Thorns encircled the head of both sacrifices. 

Isaac: The ram’s head was caught in a thicket of thorns (Genesis 22:13).

Jesus: Jesus wore a crown of thorns (Matt. 27:29).

The Lord Will Provide

Abraham offering his beloved son humanizes the story of God offering His only Son and reveals how much God loves Jesus—and us. A cruel test? God stopped Abraham from sacrificing Isaac, but He watched Jesus die on the cross.

Isaac: The ram was sacrificed on Mount Moriah instead of Isaac (Genesis 22:2, 9). “So Abraham called that place The Lord Will Provide. And to this day it is said, ‘On the mountain of the Lord it will be provided’” (Genesis 22:14).

Jesus: God provided His Son. “But now, once for all time, he [Christ] has appeared at the end of the age to remove sin by his own death as a sacrifice” (Hebrews 9:26).

He Loves You Intensely

After reading this story, no one can doubt Abraham’s devotion to God. When you question God’s care for you, remember

  • As Abraham so loved God that he gave his only son, God so loved you that He gave His only Son (John 3:16).
  • As Isaac trusted his father and climbed onto the altar, so Jesus trusted His Father and stayed on the cross (John 10:17–18).

If we can’t doubt Abraham’s devotion to God, then how can we question our heavenly Father’s love for us? Jesus knew there would be times we’d ask, “Lord, how much do You love me?” So He stretched out His arms on the cross and answered, “This much!”

Has something caused you to question God’s love for you? Bring that to Him now. Choose to believe He will work your losses and mistakes together for your good and His glory. Receive His love.

Adapted from Little Faith, Big God by Debbie W. Wilson.

Photo credit: ©Getty Images/gordonimages

Debbie W. Wilson is an award-winning author, Bible teacher, and former Christian counselor who speaks and writes to connect fellow sojourners to the heart of Christ. Her books include Give Yourself a Break, Little Women, Big God, and Little Faith, Big God
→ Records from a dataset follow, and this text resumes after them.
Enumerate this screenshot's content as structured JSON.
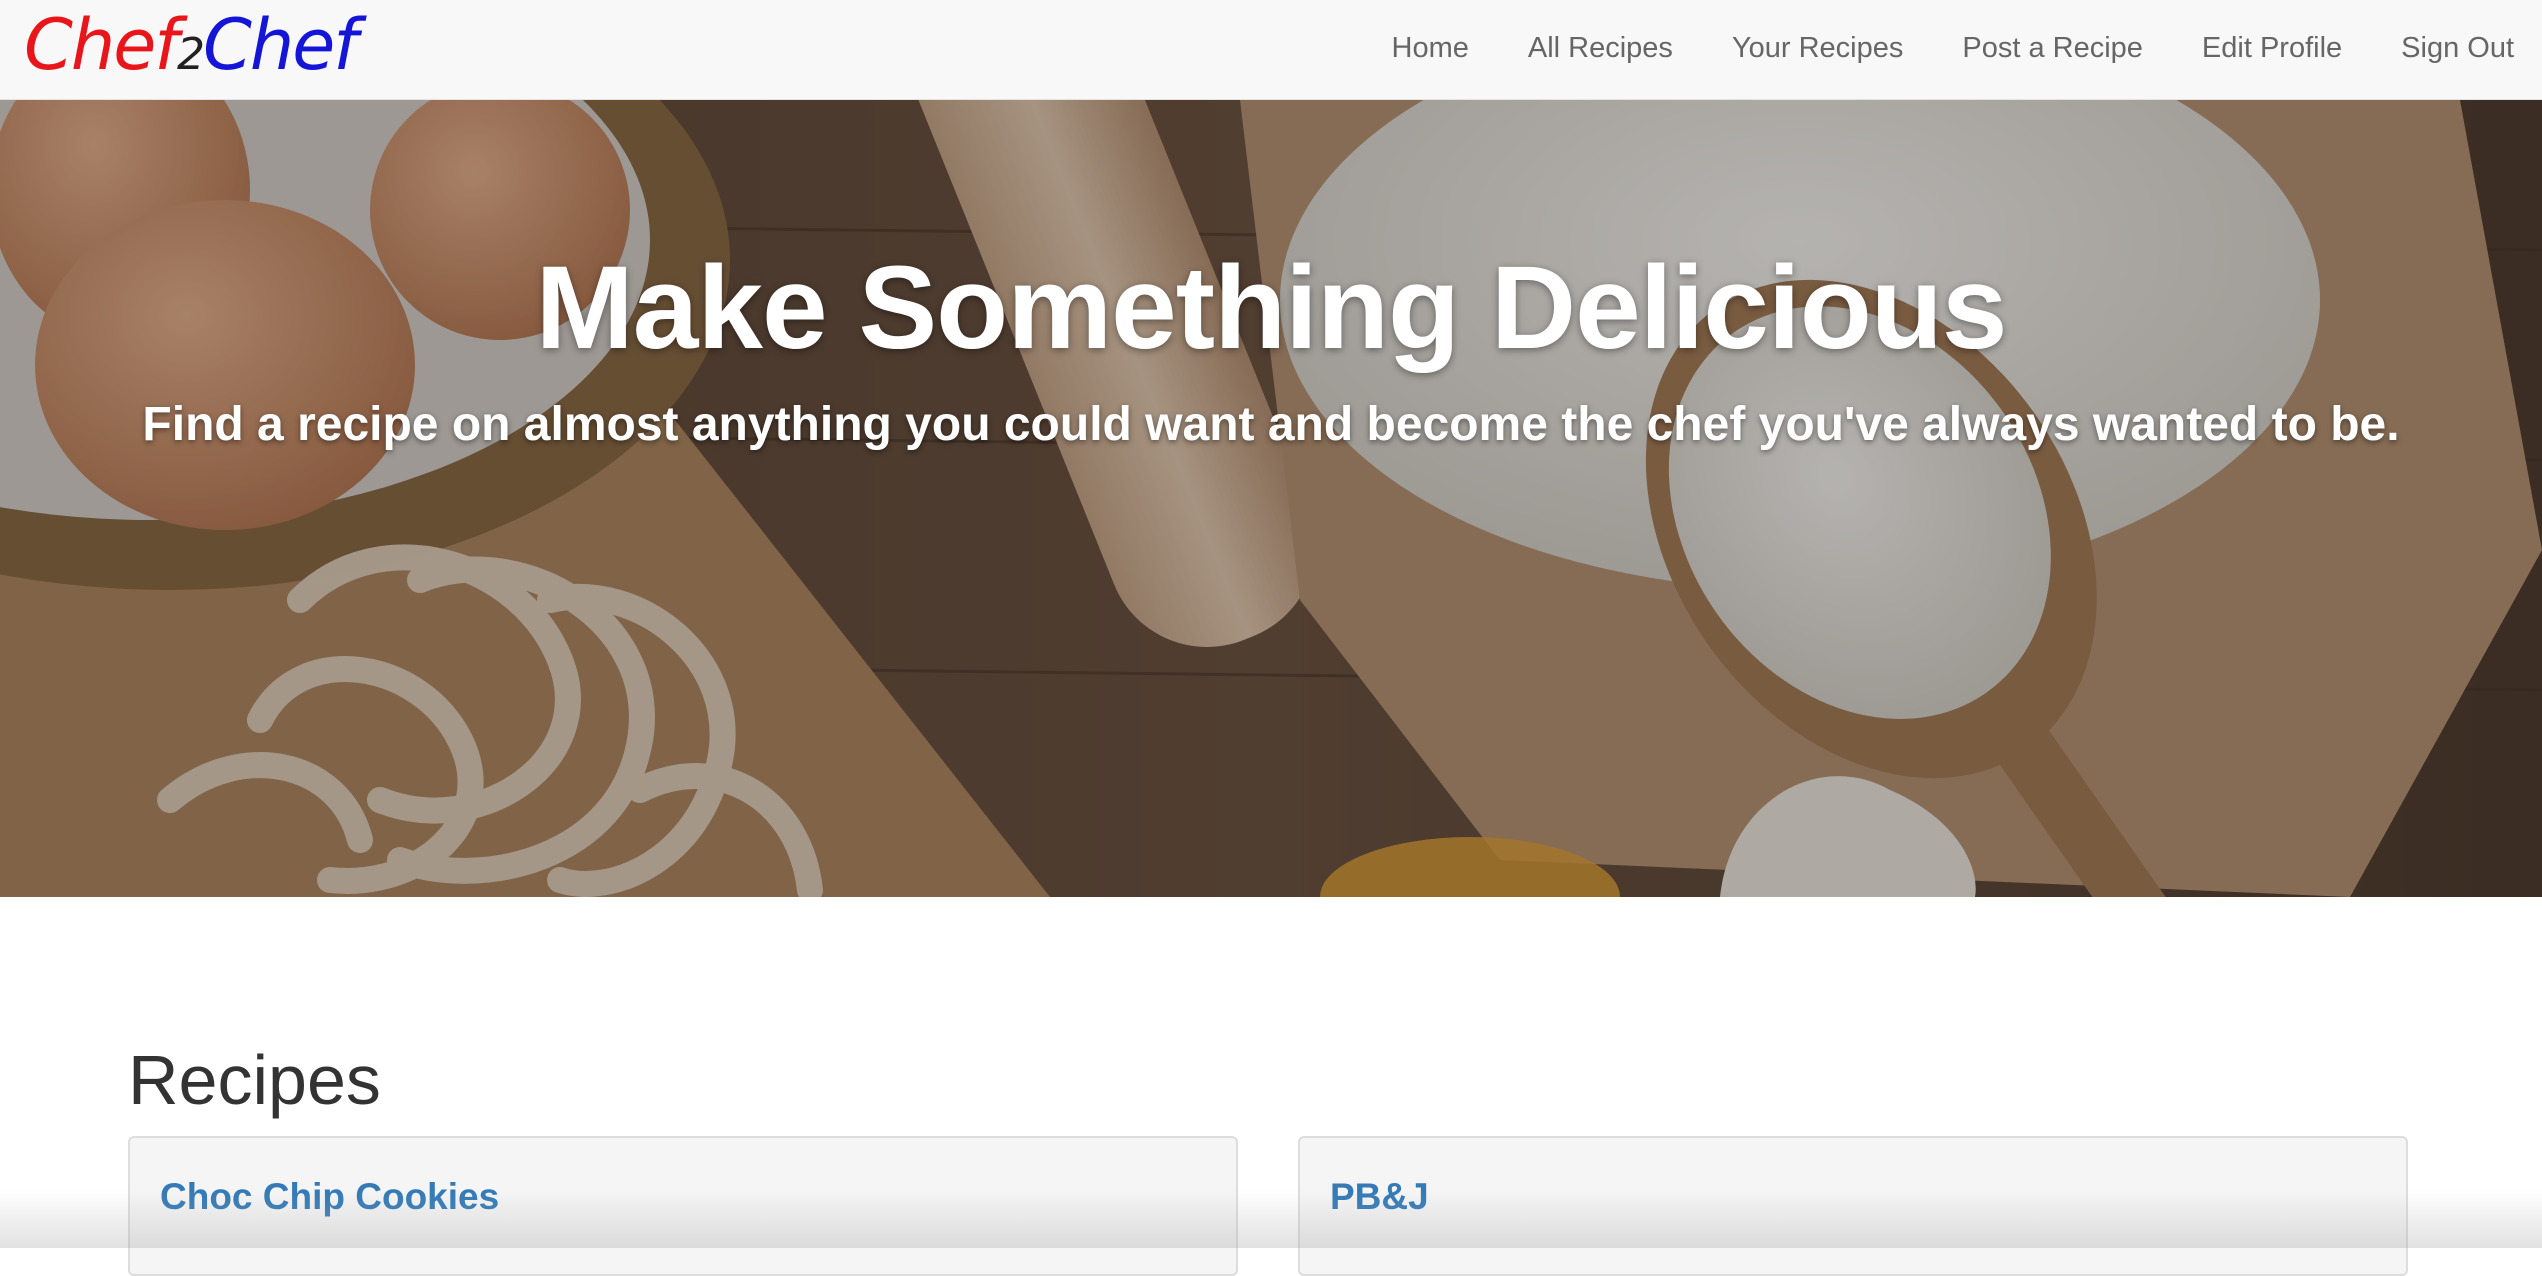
{
  "brand": {
    "part1": "Chef",
    "part2": "2",
    "part3": "Chef"
  },
  "nav": {
    "items": [
      {
        "label": "Home"
      },
      {
        "label": "All Recipes"
      },
      {
        "label": "Your Recipes"
      },
      {
        "label": "Post a Recipe"
      },
      {
        "label": "Edit Profile"
      },
      {
        "label": "Sign Out"
      }
    ]
  },
  "hero": {
    "title": "Make Something Delicious",
    "subtitle": "Find a recipe on almost anything you could want and become the chef you've always wanted to be."
  },
  "recipes": {
    "heading": "Recipes",
    "cards": [
      {
        "title": "Choc Chip Cookies"
      },
      {
        "title": "PB&J"
      }
    ]
  },
  "colors": {
    "brand_red": "#e8161b",
    "brand_blue": "#1515d8",
    "link_blue": "#337ab7"
  }
}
She and her husband lead Lighthouse Ministries, a non-profit Christian counseling and Bible teaching ministry. Despite time in Boston, the Midwest, and Southern California, Debbie still says y’all. Her family, which includes two mischievous standard poodles, calls North Carolina home. Connect with Debbie, find free resources, and learn about her books at